Genetic mutations can be powerful drivers of cancer and it wasn’t surprising to learn that the BRCA genes code for proteins that are intertwined with protecting DNA. In short, the proteins they produce stick to breakages that occur across both strands of DNA, stabilise it and allow other molecules to come in and repair the break. Mutations to BRCA1 or 2 impair this process and as a result, mutations to DNA are not corrected, leaving potentially cancer-causing mutations to ‘infect’ the next generation of cells.
Nature hasn’t been entirely unfair though. The same mutation to BRCA that can cause breast cancer could also be used to defeat it. DNA gets damaged all the time due to the cells’ own processes and external factors such as UV rays or chemical agents. Cells that can’t use BRCA to repair damaged DNA rely heavily on another protein, called PARP, to do the work.
From concept to reality
The potential to attack this PARP system to kill breast cancer cells was first explained in 2005 by Breakthrough scientists Alan Ashworth and Andrew Tutt. They proposed a method called ‘synthetic lethality’, which predicted that by knocking out PARP it would leave a BRCA mutant cell without the ability to repair any damage to DNA, resulting in cell death. Their landmark paper demonstrated for the first time that a new class of drugs called PARP inhibitors was truly effective against cancer cells with BRCA mutations.

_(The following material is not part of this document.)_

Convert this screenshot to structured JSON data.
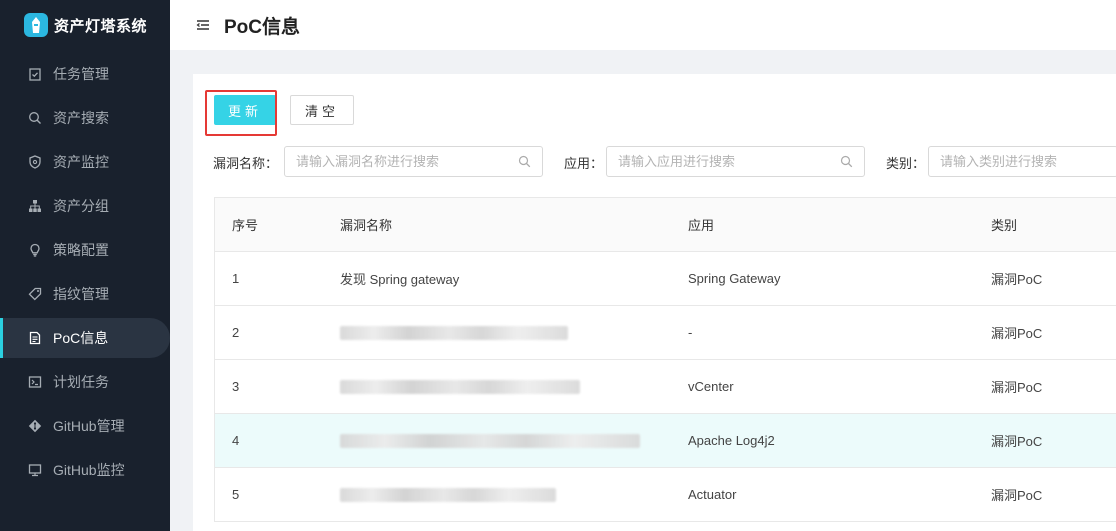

Clinical trials were quick to follow and success has been seen in phase 1 and 2 trials for patients with advanced BRCA-associated disease. These trials will tell us just how effective PARP inhibitors are and help us to understand the side effects that may be produced. There is also interest in testing PARP inhibitors in combination with other treatments such as radiotherapy and chemotherapy to enhance their effects.

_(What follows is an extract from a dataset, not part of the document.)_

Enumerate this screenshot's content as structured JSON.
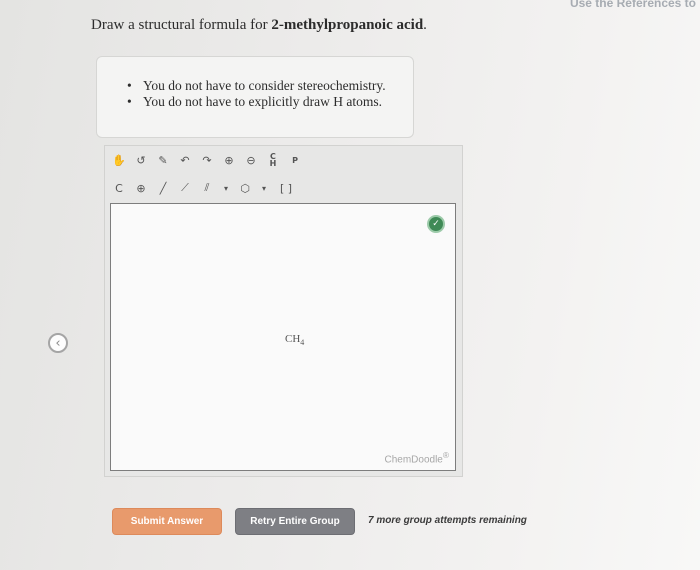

Back to the lab
Research continues with PARP inhibitors as we try to get to grips with how we can best use these new drugs to save the lives of cancer patients. Basic research is where it started, and that’s where it will need to continue in order to improve the design of the drugs so they work more effectively and more accurately. Last month, Alan and his team published some of the first results characterising a newly designed PARP inhibitor, from experiments carried out in the laboratory. This new design was effective at much lower doses then normal meaning that it could be better tolerated by patients should it reach clinical trials.

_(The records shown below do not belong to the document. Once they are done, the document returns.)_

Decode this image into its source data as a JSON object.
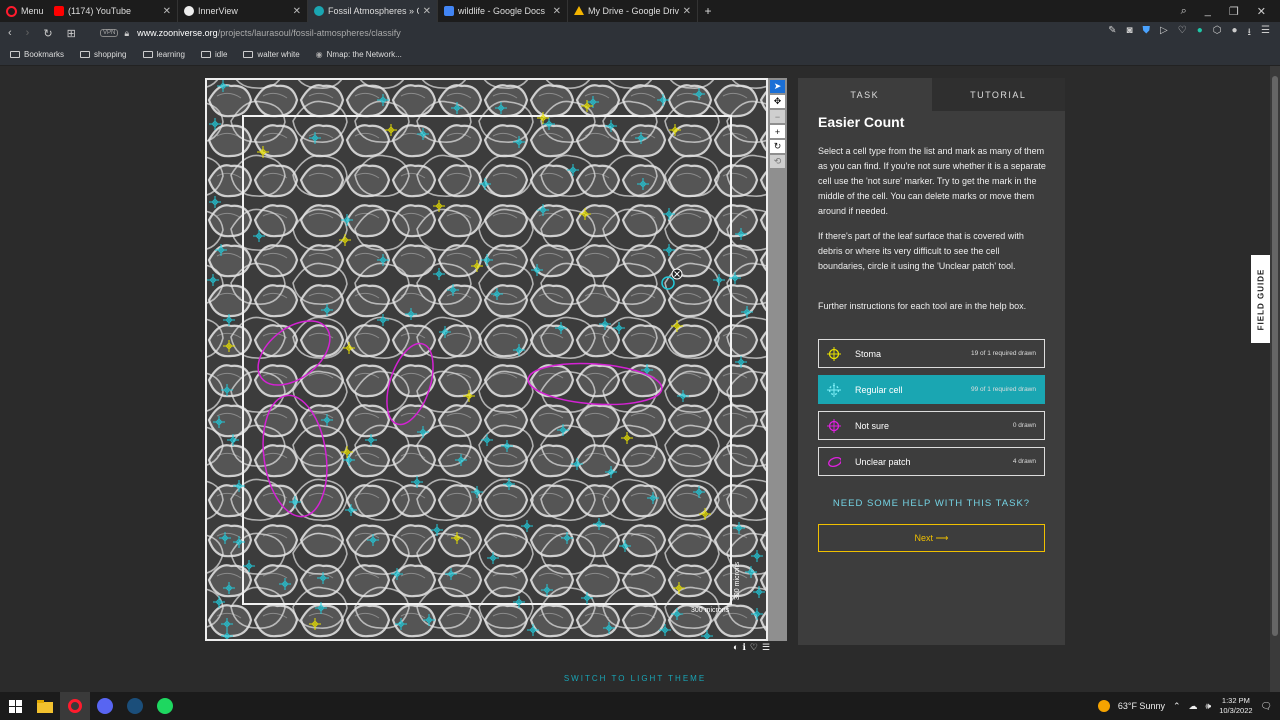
{
  "browser": {
    "menu_label": "Menu",
    "tabs": [
      {
        "title": "(1174) YouTube",
        "color": "#ff0000"
      },
      {
        "title": "InnerView",
        "color": "#ffffff"
      },
      {
        "title": "Fossil Atmospheres » Class",
        "color": "#1aa6b2"
      },
      {
        "title": "wildlife - Google Docs",
        "color": "#4285f4"
      },
      {
        "title": "My Drive - Google Drive",
        "color": "#f4b400"
      }
    ],
    "new_tab": "+",
    "vpn_label": "VPN",
    "url_domain": "www.zooniverse.org",
    "url_path": "/projects/laurasoul/fossil-atmospheres/classify",
    "bookmarks": [
      "Bookmarks",
      "shopping",
      "learning",
      "idle",
      "walter white",
      "Nmap: the Network..."
    ]
  },
  "subject": {
    "scale_x": "300 microns",
    "scale_y": "300 microns"
  },
  "task": {
    "tab_task": "TASK",
    "tab_tutorial": "TUTORIAL",
    "title": "Easier Count",
    "para1": "Select a cell type from the list and mark as many of them as you can find. If you're not sure whether it is a separate cell use the 'not sure' marker. Try to get the mark in the middle of the cell. You can delete marks or move them around if needed.",
    "para2": "If there's part of the leaf surface that is covered with debris or where its very difficult to see the cell boundaries, circle it using the 'Unclear patch' tool.",
    "para3": "Further instructions for each tool are in the help box.",
    "options": [
      {
        "label": "Stoma",
        "count": "19 of 1 required drawn",
        "color": "#e8e000"
      },
      {
        "label": "Regular cell",
        "count": "99 of 1 required drawn",
        "color": "#22c8d8"
      },
      {
        "label": "Not sure",
        "count": "0 drawn",
        "color": "#e020e0"
      },
      {
        "label": "Unclear patch",
        "count": "4 drawn",
        "color": "#e020e0"
      }
    ],
    "help": "NEED SOME HELP WITH THIS TASK?",
    "next": "Next ⟶"
  },
  "field_guide": "FIELD GUIDE",
  "theme_switch": "SWITCH TO LIGHT THEME",
  "taskbar": {
    "weather": "63°F  Sunny",
    "time": "1:32 PM",
    "date": "10/3/2022"
  },
  "colors": {
    "accent": "#1aa6b2",
    "regular_marker": "#22c8d8",
    "stoma_marker": "#e8e000",
    "patch": "#d422d4",
    "next": "#f0c000"
  }
}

This just goes to show that sometimes you have to go back to the start in order to refine and develop your ideas. Tamoxifen is well-established for treating hormone sensitive breast cancer, yet due to the problems experienced with drug resistance in some patients, the research has moved back to the lab to understand how resistance can be combatted. This means investment into research has to be long-term, if we are to make use of discoveries such as Mary-Claire King’s, and turn the findings into something tangible for patients.
Dr Matthew Lam is Breakthrough Breast Cancer’s Senior Research Officer